▶
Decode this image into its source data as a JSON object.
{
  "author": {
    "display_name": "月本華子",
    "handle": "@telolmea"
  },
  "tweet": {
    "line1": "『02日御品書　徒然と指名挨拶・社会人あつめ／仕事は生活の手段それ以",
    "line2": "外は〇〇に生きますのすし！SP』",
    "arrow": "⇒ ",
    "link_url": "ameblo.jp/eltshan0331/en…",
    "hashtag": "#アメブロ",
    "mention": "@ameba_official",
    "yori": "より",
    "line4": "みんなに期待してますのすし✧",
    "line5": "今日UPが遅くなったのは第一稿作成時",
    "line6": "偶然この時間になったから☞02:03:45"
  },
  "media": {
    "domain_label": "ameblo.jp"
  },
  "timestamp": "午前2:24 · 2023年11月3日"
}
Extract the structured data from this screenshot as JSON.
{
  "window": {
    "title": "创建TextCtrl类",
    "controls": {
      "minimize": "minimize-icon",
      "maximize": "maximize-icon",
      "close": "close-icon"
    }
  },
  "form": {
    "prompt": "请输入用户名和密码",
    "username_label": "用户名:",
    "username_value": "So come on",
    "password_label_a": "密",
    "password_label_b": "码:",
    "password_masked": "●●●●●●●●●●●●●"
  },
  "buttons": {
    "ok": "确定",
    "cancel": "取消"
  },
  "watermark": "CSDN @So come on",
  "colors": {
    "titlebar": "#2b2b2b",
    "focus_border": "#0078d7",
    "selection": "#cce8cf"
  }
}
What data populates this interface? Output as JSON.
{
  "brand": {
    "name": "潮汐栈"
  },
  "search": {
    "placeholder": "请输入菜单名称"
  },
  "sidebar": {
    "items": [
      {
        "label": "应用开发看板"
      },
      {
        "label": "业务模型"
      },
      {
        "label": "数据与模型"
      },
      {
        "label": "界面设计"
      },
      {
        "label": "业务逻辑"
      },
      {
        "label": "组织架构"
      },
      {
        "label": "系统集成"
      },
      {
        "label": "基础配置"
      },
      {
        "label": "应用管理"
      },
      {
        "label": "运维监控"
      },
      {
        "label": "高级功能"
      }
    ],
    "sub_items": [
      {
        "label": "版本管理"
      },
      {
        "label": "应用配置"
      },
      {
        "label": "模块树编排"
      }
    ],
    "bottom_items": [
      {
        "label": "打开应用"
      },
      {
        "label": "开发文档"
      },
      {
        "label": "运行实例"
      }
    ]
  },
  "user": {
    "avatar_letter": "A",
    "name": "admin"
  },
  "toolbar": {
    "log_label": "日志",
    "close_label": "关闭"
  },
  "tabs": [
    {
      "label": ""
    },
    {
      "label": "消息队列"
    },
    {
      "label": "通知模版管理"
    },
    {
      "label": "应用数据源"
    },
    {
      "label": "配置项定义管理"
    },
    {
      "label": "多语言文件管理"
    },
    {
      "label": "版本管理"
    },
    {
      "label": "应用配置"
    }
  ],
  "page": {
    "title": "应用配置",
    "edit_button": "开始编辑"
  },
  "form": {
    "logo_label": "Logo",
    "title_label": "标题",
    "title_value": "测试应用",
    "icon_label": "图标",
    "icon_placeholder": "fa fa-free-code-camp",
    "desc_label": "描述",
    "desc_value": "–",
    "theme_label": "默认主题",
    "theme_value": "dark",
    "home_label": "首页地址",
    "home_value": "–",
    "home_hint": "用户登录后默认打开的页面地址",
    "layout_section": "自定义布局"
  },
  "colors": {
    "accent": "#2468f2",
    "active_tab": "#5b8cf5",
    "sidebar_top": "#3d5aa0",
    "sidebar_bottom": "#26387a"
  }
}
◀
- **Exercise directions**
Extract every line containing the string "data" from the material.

- **Answer space**
Decode this image into its source data as a JSON object.
Extract the structured data from this screenshot as JSON.
What data populates this interface? Output as JSON.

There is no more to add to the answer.